#### THE TASK
Each record below is to be retyped exactly, with its pictures omitted.

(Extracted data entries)
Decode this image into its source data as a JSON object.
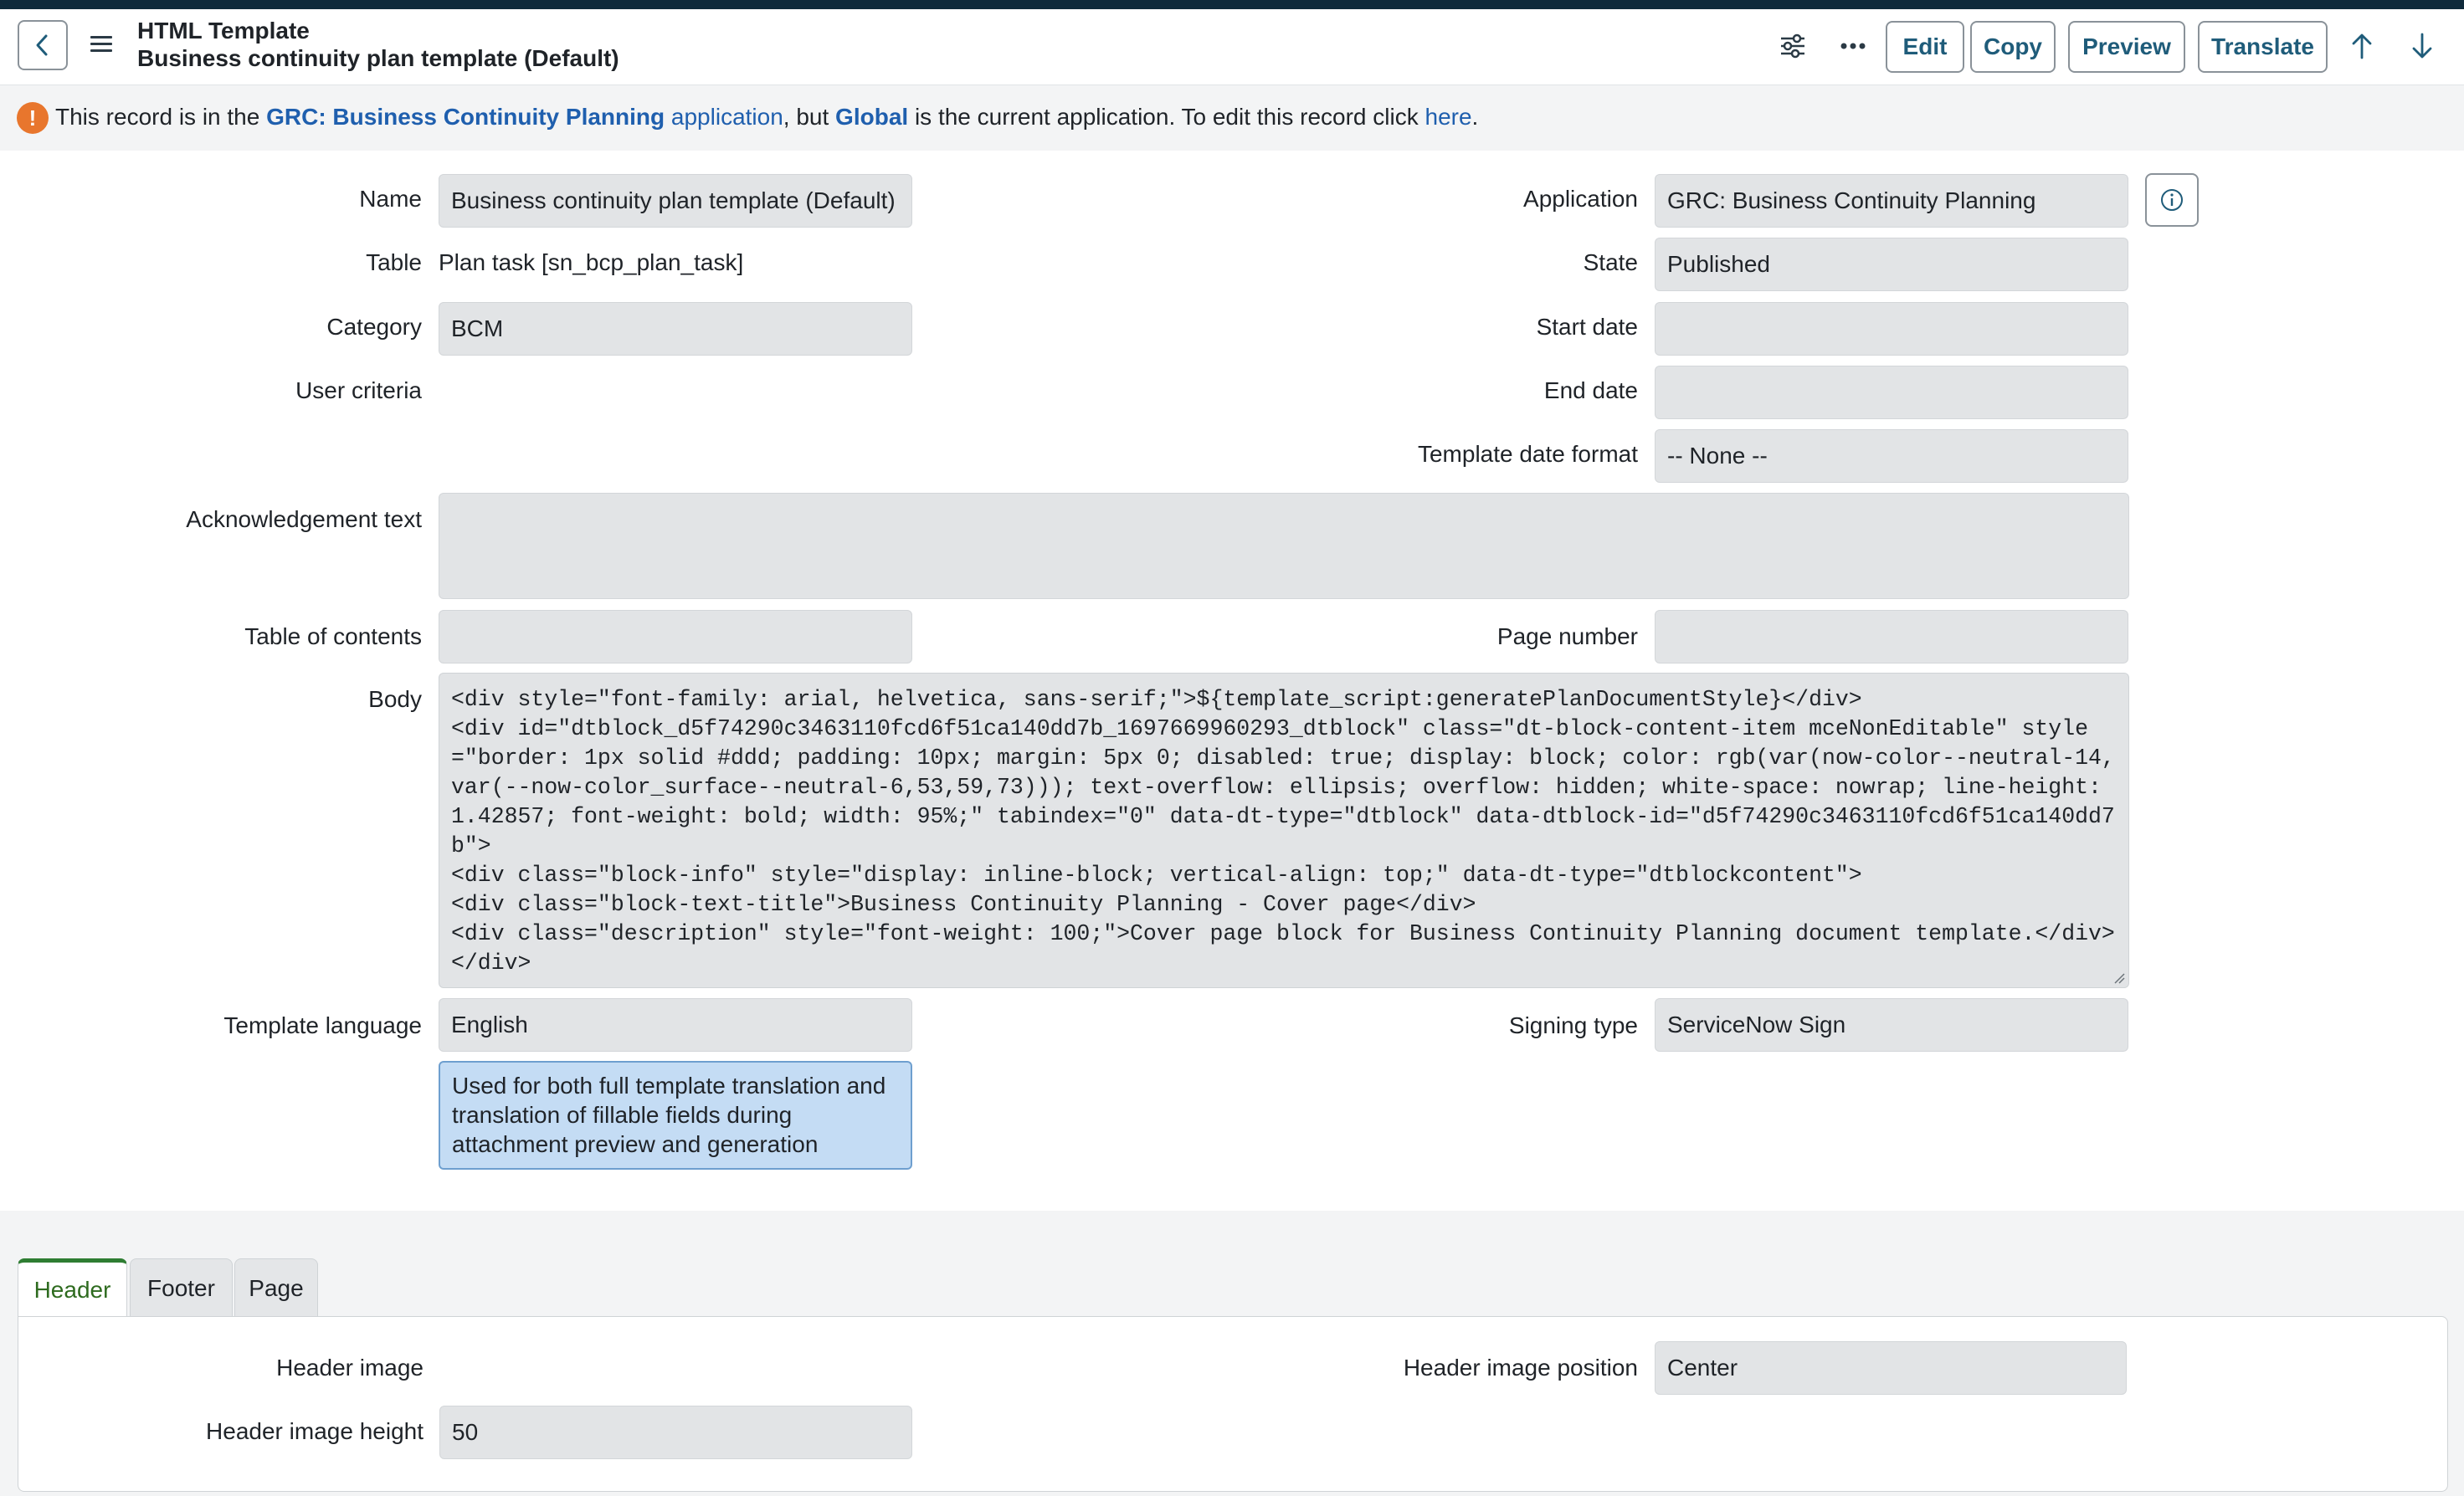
{
  "header": {
    "title": "HTML Template",
    "subtitle": "Business continuity plan template (Default)",
    "buttons": {
      "edit": "Edit",
      "copy": "Copy",
      "preview": "Preview",
      "translate": "Translate"
    }
  },
  "notice": {
    "text_1": "This record is in the ",
    "app_name": "GRC: Business Continuity Planning",
    "app_word": " application",
    "text_2": ", but ",
    "current_app": "Global",
    "text_3": " is the current application. To edit this record click ",
    "link": "here",
    "text_4": "."
  },
  "form": {
    "name": {
      "label": "Name",
      "value": "Business continuity plan template (Default)"
    },
    "application": {
      "label": "Application",
      "value": "GRC: Business Continuity Planning"
    },
    "table": {
      "label": "Table",
      "value": "Plan task [sn_bcp_plan_task]"
    },
    "state": {
      "label": "State",
      "value": "Published"
    },
    "category": {
      "label": "Category",
      "value": "BCM"
    },
    "start_date": {
      "label": "Start date",
      "value": ""
    },
    "user_criteria": {
      "label": "User criteria",
      "value": ""
    },
    "end_date": {
      "label": "End date",
      "value": ""
    },
    "template_date_format": {
      "label": "Template date format",
      "value": "-- None --"
    },
    "acknowledgement_text": {
      "label": "Acknowledgement text",
      "value": ""
    },
    "table_of_contents": {
      "label": "Table of contents",
      "value": ""
    },
    "page_number": {
      "label": "Page number",
      "value": ""
    },
    "body": {
      "label": "Body",
      "value": "<div style=\"font-family: arial, helvetica, sans-serif;\">${template_script:generatePlanDocumentStyle}</div>\n<div id=\"dtblock_d5f74290c3463110fcd6f51ca140dd7b_1697669960293_dtblock\" class=\"dt-block-content-item mceNonEditable\" style=\"border: 1px solid #ddd; padding: 10px; margin: 5px 0; disabled: true; display: block; color: rgb(var(now-color--neutral-14,var(--now-color_surface--neutral-6,53,59,73))); text-overflow: ellipsis; overflow: hidden; white-space: nowrap; line-height: 1.42857; font-weight: bold; width: 95%;\" tabindex=\"0\" data-dt-type=\"dtblock\" data-dtblock-id=\"d5f74290c3463110fcd6f51ca140dd7b\">\n<div class=\"block-info\" style=\"display: inline-block; vertical-align: top;\" data-dt-type=\"dtblockcontent\">\n<div class=\"block-text-title\">Business Continuity Planning - Cover page</div>\n<div class=\"description\" style=\"font-weight: 100;\">Cover page block for Business Continuity Planning document template.</div>\n</div>"
    },
    "template_language": {
      "label": "Template language",
      "value": "English",
      "hint": "Used for both full template translation and translation of fillable fields during attachment preview and generation"
    },
    "signing_type": {
      "label": "Signing type",
      "value": "ServiceNow Sign"
    }
  },
  "tabs": [
    {
      "label": "Header"
    },
    {
      "label": "Footer"
    },
    {
      "label": "Page"
    }
  ],
  "header_tab": {
    "header_image": {
      "label": "Header image",
      "value": ""
    },
    "header_image_position": {
      "label": "Header image position",
      "value": "Center"
    },
    "header_image_height": {
      "label": "Header image height",
      "value": "50"
    }
  }
}
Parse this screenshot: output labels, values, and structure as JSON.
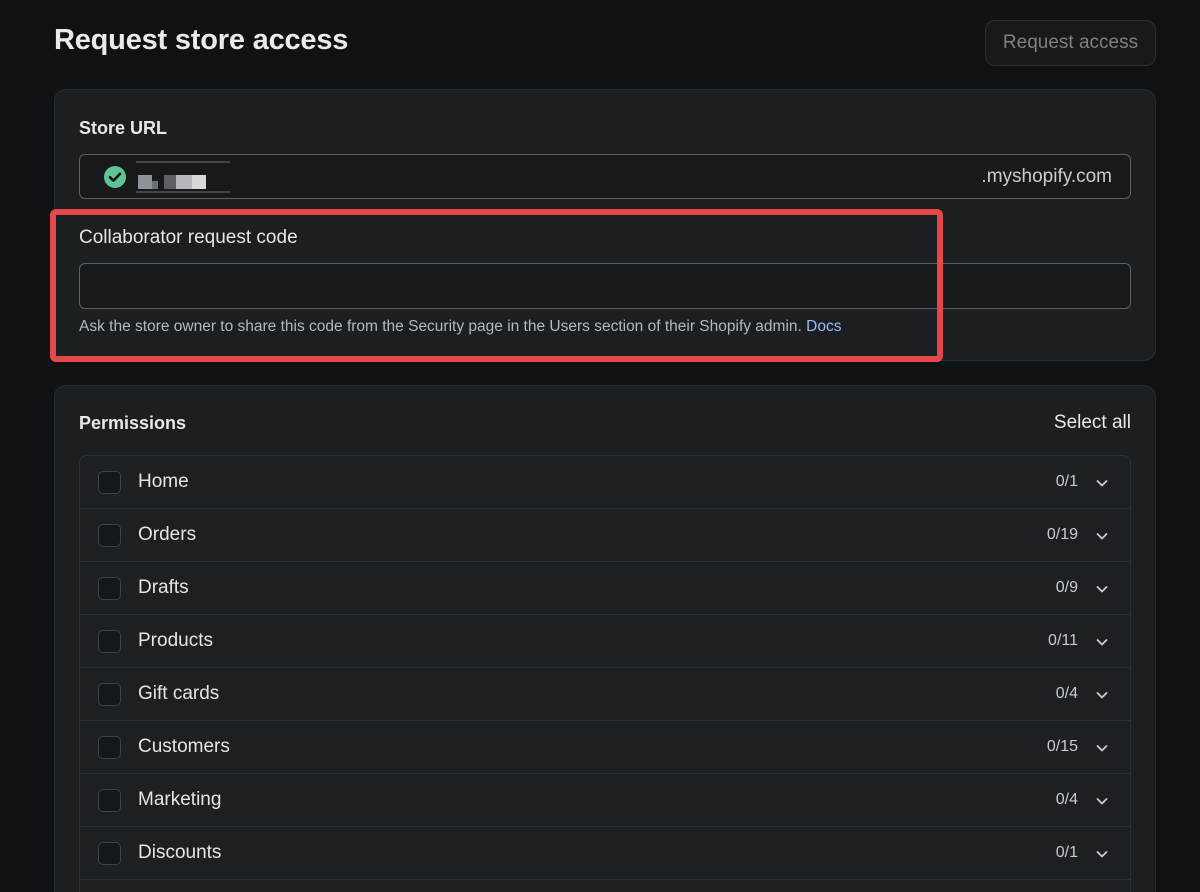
{
  "header": {
    "title": "Request store access",
    "request_button": "Request access"
  },
  "store": {
    "url_label": "Store URL",
    "url_suffix": ".myshopify.com",
    "collab_label": "Collaborator request code",
    "collab_value": "",
    "help_text": "Ask the store owner to share this code from the Security page in the Users section of their Shopify admin. ",
    "docs_link": "Docs"
  },
  "permissions": {
    "title": "Permissions",
    "select_all": "Select all",
    "items": [
      {
        "label": "Home",
        "count": "0/1"
      },
      {
        "label": "Orders",
        "count": "0/19"
      },
      {
        "label": "Drafts",
        "count": "0/9"
      },
      {
        "label": "Products",
        "count": "0/11"
      },
      {
        "label": "Gift cards",
        "count": "0/4"
      },
      {
        "label": "Customers",
        "count": "0/15"
      },
      {
        "label": "Marketing",
        "count": "0/4"
      },
      {
        "label": "Discounts",
        "count": "0/1"
      }
    ]
  },
  "colors": {
    "background": "#0f1214",
    "card": "#1b1f22",
    "success_icon": "#5fc495",
    "highlight": "#e54848",
    "link": "#9dbbf6"
  },
  "icons": {
    "verified": "check-circle-icon",
    "expand": "chevron-down-icon"
  }
}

#### SOLUTION TO THIS PROBLEM
Decode this image into its source data as a JSON object.
{
  "header": {
    "title": "HTML Template",
    "subtitle": "Business continuity plan template (Default)",
    "buttons": {
      "edit": "Edit",
      "copy": "Copy",
      "preview": "Preview",
      "translate": "Translate"
    }
  },
  "notice": {
    "text_1": "This record is in the ",
    "app_name": "GRC: Business Continuity Planning",
    "app_word": " application",
    "text_2": ", but ",
    "current_app": "Global",
    "text_3": " is the current application. To edit this record click ",
    "link": "here",
    "text_4": "."
  },
  "form": {
    "name": {
      "label": "Name",
      "value": "Business continuity plan template (Default)"
    },
    "application": {
      "label": "Application",
      "value": "GRC: Business Continuity Planning"
    },
    "table": {
      "label": "Table",
      "value": "Plan task [sn_bcp_plan_task]"
    },
    "state": {
      "label": "State",
      "value": "Published"
    },
    "category": {
      "label": "Category",
      "value": "BCM"
    },
    "start_date": {
      "label": "Start date",
      "value": ""
    },
    "user_criteria": {
      "label": "User criteria",
      "value": ""
    },
    "end_date": {
      "label": "End date",
      "value": ""
    },
    "template_date_format": {
      "label": "Template date format",
      "value": "-- None --"
    },
    "acknowledgement_text": {
      "label": "Acknowledgement text",
      "value": ""
    },
    "table_of_contents": {
      "label": "Table of contents",
      "value": ""
    },
    "page_number": {
      "label": "Page number",
      "value": ""
    },
    "body": {
      "label": "Body",
      "value": "<div style=\"font-family: arial, helvetica, sans-serif;\">${template_script:generatePlanDocumentStyle}</div>\n<div id=\"dtblock_d5f74290c3463110fcd6f51ca140dd7b_1697669960293_dtblock\" class=\"dt-block-content-item mceNonEditable\" style=\"border: 1px solid #ddd; padding: 10px; margin: 5px 0; disabled: true; display: block; color: rgb(var(now-color--neutral-14,var(--now-color_surface--neutral-6,53,59,73))); text-overflow: ellipsis; overflow: hidden; white-space: nowrap; line-height: 1.42857; font-weight: bold; width: 95%;\" tabindex=\"0\" data-dt-type=\"dtblock\" data-dtblock-id=\"d5f74290c3463110fcd6f51ca140dd7b\">\n<div class=\"block-info\" style=\"display: inline-block; vertical-align: top;\" data-dt-type=\"dtblockcontent\">\n<div class=\"block-text-title\">Business Continuity Planning - Cover page</div>\n<div class=\"description\" style=\"font-weight: 100;\">Cover page block for Business Continuity Planning document template.</div>\n</div>"
    },
    "template_language": {
      "label": "Template language",
      "value": "English",
      "hint": "Used for both full template translation and translation of fillable fields during attachment preview and generation"
    },
    "signing_type": {
      "label": "Signing type",
      "value": "ServiceNow Sign"
    }
  },
  "tabs": [
    {
      "label": "Header"
    },
    {
      "label": "Footer"
    },
    {
      "label": "Page"
    }
  ],
  "header_tab": {
    "header_image": {
      "label": "Header image",
      "value": ""
    },
    "header_image_position": {
      "label": "Header image position",
      "value": "Center"
    },
    "header_image_height": {
      "label": "Header image height",
      "value": "50"
    }
  }
}
Parse this screenshot: output labels, values, and structure as JSON.
{
  "header": {
    "title": "Request store access",
    "request_button": "Request access"
  },
  "store": {
    "url_label": "Store URL",
    "url_suffix": ".myshopify.com",
    "collab_label": "Collaborator request code",
    "collab_value": "",
    "help_text": "Ask the store owner to share this code from the Security page in the Users section of their Shopify admin. ",
    "docs_link": "Docs"
  },
  "permissions": {
    "title": "Permissions",
    "select_all": "Select all",
    "items": [
      {
        "label": "Home",
        "count": "0/1"
      },
      {
        "label": "Orders",
        "count": "0/19"
      },
      {
        "label": "Drafts",
        "count": "0/9"
      },
      {
        "label": "Products",
        "count": "0/11"
      },
      {
        "label": "Gift cards",
        "count": "0/4"
      },
      {
        "label": "Customers",
        "count": "0/15"
      },
      {
        "label": "Marketing",
        "count": "0/4"
      },
      {
        "label": "Discounts",
        "count": "0/1"
      }
    ]
  },
  "colors": {
    "background": "#0f1214",
    "card": "#1b1f22",
    "success_icon": "#5fc495",
    "highlight": "#e54848",
    "link": "#9dbbf6"
  },
  "icons": {
    "verified": "check-circle-icon",
    "expand": "chevron-down-icon"
  }
}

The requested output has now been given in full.